When children make an effort to study, it is important to acknowledge such effort. Some children have cognitive limitations thus, even when they try hard and study they still get lower marks. If your child has tried their best, support them by telling them that you are proud of the effort that they did. Also, remember that everyone has their areas of strengths and areas of needs. Children tend to do better in some subjects over others. Thus, if your child needs to improve in specific subjects e.g. in Maths, tell them so and do not generalise that they need to do better in exams overall.

You also need to keep your expectations in check. Whilst encouraging your child to study is good, be careful of the amount of pressure you place on them. Your expectations need to be realistic. Placing a lot of pressure onto your child can cause several difficulties which affect negatively the child’s mental health (Roth et al., 2009). Children will notice if you are disappointed and if they have tried their best, they will feel like a failure because they have disappointed their parent. When your child does well but you expected them to do better, do not tell them so i.e. that their results are okay but that they could have done even better. This leaves children feeling that no matter how hard they try, they are not good enough. Eventually they assimilate this belief as a part of who they are and as adults they will go on to believe that they are not good enough.

Comparing your children’s results is another thing to avoid. If one child does better than the other, do not tell them so. This can lead to resentment over the other sibling and question whether you love their sibling more because they do better in exams.

In conclusion, it is important that you encourage your child to study and try the best that they can. Support them throughout the process of preparing for exams. When they receive the results, you need to acknowledge the effort they placed into studying and praise them for it.


BBC. (2017). Exams stress out parents too. Retrieved from

Roth, G., Assor, A., Niemiec, C. P., Deci, E. L., & Ryan, R. M. (2009). The emotional and academic consequences of parental conditional regard: Comparing conditional positive regard, conditional negative regard, and autonomy support as parenting practices.
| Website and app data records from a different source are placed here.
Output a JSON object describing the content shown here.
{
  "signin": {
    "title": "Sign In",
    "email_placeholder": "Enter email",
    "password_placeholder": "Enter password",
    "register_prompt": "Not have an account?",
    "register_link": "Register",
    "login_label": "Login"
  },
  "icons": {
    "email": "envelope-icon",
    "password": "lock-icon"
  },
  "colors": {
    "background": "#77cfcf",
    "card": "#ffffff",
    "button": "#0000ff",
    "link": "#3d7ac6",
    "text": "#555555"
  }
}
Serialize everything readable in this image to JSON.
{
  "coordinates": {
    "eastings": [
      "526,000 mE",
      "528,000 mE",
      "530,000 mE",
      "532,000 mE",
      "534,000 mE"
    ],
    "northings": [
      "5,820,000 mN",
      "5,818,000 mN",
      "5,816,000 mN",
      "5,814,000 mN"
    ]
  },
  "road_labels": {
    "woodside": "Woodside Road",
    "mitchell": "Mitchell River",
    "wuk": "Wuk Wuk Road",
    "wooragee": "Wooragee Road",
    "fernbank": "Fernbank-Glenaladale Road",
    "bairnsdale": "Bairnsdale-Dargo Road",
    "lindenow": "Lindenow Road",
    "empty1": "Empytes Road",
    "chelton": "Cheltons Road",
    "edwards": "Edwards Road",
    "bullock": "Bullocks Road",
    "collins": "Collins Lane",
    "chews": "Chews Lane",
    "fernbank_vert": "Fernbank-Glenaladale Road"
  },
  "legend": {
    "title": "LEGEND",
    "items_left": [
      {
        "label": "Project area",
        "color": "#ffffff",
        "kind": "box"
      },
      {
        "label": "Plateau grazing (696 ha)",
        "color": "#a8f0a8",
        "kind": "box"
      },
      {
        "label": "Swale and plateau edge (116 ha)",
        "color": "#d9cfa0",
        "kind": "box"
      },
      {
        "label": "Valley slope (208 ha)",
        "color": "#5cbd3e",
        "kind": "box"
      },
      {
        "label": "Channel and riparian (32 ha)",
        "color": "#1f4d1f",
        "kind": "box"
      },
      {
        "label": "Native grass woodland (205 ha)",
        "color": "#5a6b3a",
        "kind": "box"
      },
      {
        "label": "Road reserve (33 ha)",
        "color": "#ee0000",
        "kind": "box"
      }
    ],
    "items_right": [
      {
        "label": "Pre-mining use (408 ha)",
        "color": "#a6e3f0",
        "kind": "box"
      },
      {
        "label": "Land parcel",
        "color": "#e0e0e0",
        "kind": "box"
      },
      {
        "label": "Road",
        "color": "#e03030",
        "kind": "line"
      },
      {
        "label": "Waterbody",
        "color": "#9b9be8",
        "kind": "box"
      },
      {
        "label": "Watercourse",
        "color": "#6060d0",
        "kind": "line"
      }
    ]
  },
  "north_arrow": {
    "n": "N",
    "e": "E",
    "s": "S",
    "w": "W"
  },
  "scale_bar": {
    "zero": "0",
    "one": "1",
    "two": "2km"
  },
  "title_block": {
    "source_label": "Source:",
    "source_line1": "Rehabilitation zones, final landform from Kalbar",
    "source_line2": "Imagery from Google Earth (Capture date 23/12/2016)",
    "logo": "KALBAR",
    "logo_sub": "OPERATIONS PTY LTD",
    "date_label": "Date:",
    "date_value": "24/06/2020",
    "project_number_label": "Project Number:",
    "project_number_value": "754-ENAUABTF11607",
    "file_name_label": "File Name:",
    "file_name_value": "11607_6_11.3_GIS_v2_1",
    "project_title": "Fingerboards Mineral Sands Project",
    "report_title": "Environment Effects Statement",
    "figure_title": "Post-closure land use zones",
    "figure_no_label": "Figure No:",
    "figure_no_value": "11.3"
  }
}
Developmental Psychology, 45, 1119 –1142.

Dr Marilyn Muscat is registered as an Educational Psychologist with the Health and Care Professions Council in the United Kingdom where she trained. She works with children, adolescents and their families to understand more about educational, social and emotional well-being concerns that they have and to help them improve upon their difficulties. She can be contacted on or call us on 79291817.